Local councils and authorities used to build many more homes than they do now. In 1969–70, 135,700 homes were built by local authorities. In 1999–2000, they completed just sixty homes. Although there’s been an increase in recent years, the 2015–16 figure was only 1,890. The majority of new houses are built by private companies or housing associations.
This is important because there are not enough houses in the UK to meet demand, which feeds into issues such as high rent, low property ownership and homelessness.
One of the main reasons local authorities build so few houses is that the amount of money they can spend on housing projects is capped. This is to prevent local authorities from accruing too much debt. Organisations like the Local Government Authority (LGA) believe that the spending cap must be lifted to ease the housing crisis.
In November 2017, the government released their Autumn Budget. The Budget increased the spending cap by £1 billion and was aimed at local authorities with the highest demand for housing. The Budget also threw in a rule that meant council tax could be increased on empty properties, which was intended to nudge people to sell their empty homes and free up more housing stock.
This move was welcomed, but many argued it didn’t go nearly far enough, especially if the government hoped to meet its target of 300,000 houses built every year. The Treasury Committee, which sits in Parliament and makes sure the government is doing its job, recommended that rather than increasing the spending cap, the government should remove it altogether.

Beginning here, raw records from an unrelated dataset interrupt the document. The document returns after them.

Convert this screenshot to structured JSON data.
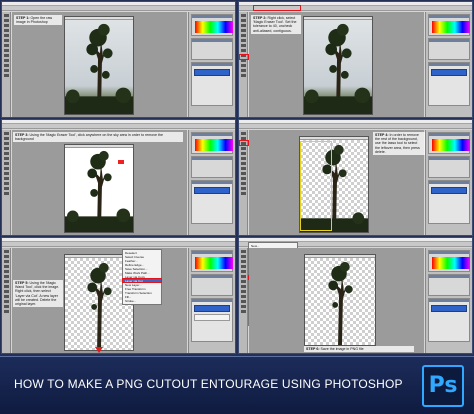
{
  "panels": [
    {
      "id": "step1",
      "step_label": "STEP 1:",
      "step_text": "Open the raw image in Photoshop"
    },
    {
      "id": "step2",
      "step_label": "STEP 2:",
      "step_text": "Right click, select 'Magic Eraser Tool'. Set the tolerance to 40, uncheck anti-aliased, contiguous."
    },
    {
      "id": "step3",
      "step_label": "STEP 3:",
      "step_text": "Using the 'Magic Eraser Tool', click anywhere on the sky area in order to remove the background"
    },
    {
      "id": "step4",
      "step_label": "STEP 4:",
      "step_text": "In order to remove the rest of the background, use the lasso tool to select the leftover area, then press delete."
    },
    {
      "id": "step5",
      "step_label": "STEP 5:",
      "step_text": "Using the 'Magic Wand Tool', click the image. Right click, then select 'Layer via Cut'. A new layer will be created. Delete the original layer."
    },
    {
      "id": "step6",
      "step_label": "STEP 6:",
      "step_text": "Save the image in PNG file"
    }
  ],
  "step5_menu": [
    "Deselect",
    "Select Inverse",
    "Feather...",
    "Refine Edge...",
    "Save Selection...",
    "Make Work Path...",
    "Layer via Copy",
    "Layer via Cut",
    "New Layer...",
    "Free Transform",
    "Transform Selection",
    "Fill...",
    "Stroke..."
  ],
  "step5_menu_highlight": "Layer via Cut",
  "step6_menu": [
    "New...",
    "Open...",
    "Browse in Bridge...",
    "Open As...",
    "Open Recent",
    "Close",
    "Close All",
    "Save",
    "Save As...",
    "Check In...",
    "Save for Web & Devices...",
    "Revert",
    "Place...",
    "Import",
    "Export",
    "Automate",
    "Scripts",
    "File Info...",
    "Print...",
    "Exit"
  ],
  "step6_menu_highlight": "Save As...",
  "banner": {
    "title": "HOW TO MAKE A PNG CUTOUT ENTOURAGE USING PHOTOSHOP",
    "logo_text": "Ps"
  },
  "colors": {
    "highlight_red": "#e8131a",
    "highlight_yellow": "#e7d21a",
    "banner_bg": "#0f1b40",
    "photoshop_blue": "#31a8ff"
  }
}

Despite this criticism, the government’s new budget does make it more likely that local authorities will increase their house-building rates, even if some argue the change doesn’t go far enough. It is too early to mark this policy ‘done’, but we are satisfied that it is at least ‘in progress’. We will assess whether the government’s new budget makes any difference to local authorities later on and make a final judgement then.